> _TASK ITEM_
Search the entries below for the word "America" and copy each line that has it.
━━━━━ MATERIAL SUPPLIED ━━━━━
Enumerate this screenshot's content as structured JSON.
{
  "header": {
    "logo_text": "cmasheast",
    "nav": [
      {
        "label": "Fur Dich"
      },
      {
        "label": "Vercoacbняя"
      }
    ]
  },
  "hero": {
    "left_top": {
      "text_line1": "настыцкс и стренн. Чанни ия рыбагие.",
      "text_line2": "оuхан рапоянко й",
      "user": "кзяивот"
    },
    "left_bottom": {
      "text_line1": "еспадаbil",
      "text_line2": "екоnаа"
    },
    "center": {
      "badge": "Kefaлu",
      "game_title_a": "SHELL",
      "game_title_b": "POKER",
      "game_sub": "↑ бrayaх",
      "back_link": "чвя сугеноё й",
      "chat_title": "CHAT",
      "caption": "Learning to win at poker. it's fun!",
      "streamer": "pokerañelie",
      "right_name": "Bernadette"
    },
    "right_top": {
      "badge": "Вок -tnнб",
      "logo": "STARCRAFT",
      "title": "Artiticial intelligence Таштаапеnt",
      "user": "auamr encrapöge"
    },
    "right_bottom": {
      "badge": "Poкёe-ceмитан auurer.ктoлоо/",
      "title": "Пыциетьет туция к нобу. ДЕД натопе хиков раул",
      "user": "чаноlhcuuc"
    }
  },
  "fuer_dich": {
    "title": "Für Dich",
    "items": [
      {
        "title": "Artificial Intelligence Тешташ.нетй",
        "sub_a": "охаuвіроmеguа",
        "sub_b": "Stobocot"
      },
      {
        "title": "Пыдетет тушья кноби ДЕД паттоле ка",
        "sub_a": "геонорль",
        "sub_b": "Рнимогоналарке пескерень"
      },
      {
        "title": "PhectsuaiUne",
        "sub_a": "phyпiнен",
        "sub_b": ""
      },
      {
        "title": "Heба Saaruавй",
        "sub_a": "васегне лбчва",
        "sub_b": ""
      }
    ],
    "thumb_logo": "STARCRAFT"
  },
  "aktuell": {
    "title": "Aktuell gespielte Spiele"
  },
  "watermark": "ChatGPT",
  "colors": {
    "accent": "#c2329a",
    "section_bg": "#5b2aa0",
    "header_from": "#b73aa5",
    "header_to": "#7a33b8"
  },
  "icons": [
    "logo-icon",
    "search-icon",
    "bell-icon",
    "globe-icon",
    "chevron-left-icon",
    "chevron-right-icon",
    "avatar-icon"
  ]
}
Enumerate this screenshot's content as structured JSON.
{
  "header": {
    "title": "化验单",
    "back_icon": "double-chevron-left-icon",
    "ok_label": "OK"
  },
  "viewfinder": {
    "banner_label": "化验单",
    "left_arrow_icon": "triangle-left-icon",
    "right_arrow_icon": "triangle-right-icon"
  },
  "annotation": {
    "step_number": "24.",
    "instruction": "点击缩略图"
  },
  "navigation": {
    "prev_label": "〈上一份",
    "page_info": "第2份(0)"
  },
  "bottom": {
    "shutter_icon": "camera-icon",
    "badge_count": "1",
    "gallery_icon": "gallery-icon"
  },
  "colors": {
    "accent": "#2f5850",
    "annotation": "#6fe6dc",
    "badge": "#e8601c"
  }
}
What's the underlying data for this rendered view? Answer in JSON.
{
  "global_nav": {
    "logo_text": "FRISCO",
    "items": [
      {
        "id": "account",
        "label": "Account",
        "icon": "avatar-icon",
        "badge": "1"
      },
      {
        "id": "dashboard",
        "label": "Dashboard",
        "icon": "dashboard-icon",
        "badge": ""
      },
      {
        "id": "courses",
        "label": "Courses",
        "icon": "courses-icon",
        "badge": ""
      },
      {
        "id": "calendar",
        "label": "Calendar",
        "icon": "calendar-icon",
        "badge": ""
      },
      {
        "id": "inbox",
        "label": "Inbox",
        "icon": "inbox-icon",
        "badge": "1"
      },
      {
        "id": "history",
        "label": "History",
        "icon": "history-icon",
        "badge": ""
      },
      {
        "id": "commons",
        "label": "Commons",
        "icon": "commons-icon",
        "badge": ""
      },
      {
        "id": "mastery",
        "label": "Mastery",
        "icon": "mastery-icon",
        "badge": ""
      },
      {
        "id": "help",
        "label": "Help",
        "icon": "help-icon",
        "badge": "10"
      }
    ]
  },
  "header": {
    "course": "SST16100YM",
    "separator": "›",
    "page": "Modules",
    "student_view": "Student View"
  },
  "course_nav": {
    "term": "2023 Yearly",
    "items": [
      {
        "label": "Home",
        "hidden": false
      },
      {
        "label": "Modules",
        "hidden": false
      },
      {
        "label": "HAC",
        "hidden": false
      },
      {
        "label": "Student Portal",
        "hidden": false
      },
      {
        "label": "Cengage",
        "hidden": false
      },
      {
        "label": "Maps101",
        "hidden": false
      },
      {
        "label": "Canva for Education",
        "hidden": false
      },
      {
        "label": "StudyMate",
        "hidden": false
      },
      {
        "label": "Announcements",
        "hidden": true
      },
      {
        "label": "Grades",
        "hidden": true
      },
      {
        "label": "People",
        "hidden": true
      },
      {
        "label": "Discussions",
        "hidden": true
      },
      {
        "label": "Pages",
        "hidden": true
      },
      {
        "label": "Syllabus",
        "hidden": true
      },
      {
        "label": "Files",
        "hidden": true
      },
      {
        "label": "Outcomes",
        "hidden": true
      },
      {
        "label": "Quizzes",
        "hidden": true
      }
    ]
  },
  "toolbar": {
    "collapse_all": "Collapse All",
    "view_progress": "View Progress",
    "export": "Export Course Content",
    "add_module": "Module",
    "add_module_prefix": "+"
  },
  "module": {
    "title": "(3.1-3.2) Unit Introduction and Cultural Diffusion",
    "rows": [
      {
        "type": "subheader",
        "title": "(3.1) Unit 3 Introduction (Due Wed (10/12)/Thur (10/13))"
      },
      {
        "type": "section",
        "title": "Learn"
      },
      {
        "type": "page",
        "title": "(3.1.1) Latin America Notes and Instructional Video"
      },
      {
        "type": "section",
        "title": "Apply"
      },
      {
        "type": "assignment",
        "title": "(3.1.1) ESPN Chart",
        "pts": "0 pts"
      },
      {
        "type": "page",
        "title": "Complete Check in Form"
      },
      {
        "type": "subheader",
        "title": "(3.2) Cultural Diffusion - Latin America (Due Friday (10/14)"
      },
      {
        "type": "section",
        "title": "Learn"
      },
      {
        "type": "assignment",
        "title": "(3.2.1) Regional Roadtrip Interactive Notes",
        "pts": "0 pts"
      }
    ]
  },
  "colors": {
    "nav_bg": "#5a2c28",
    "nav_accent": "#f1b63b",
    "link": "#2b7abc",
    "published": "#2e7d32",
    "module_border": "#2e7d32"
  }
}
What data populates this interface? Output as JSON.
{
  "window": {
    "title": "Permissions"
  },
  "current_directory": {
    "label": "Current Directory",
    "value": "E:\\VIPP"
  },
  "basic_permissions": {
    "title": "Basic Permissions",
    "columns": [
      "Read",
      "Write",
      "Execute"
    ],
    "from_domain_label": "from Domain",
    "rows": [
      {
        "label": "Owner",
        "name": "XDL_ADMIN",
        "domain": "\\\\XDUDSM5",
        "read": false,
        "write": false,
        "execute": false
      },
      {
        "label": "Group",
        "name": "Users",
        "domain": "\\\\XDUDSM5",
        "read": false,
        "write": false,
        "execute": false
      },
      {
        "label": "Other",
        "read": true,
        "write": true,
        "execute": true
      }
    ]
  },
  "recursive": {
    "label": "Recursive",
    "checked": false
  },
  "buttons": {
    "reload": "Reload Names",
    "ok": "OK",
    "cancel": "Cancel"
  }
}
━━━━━
> _ANSWER SECTION_
        "title": "(3.1.1) Latin America Notes and Instructional Video"
        "title": "(3.2) Cultural Diffusion - Latin America (Due Friday (10/14)"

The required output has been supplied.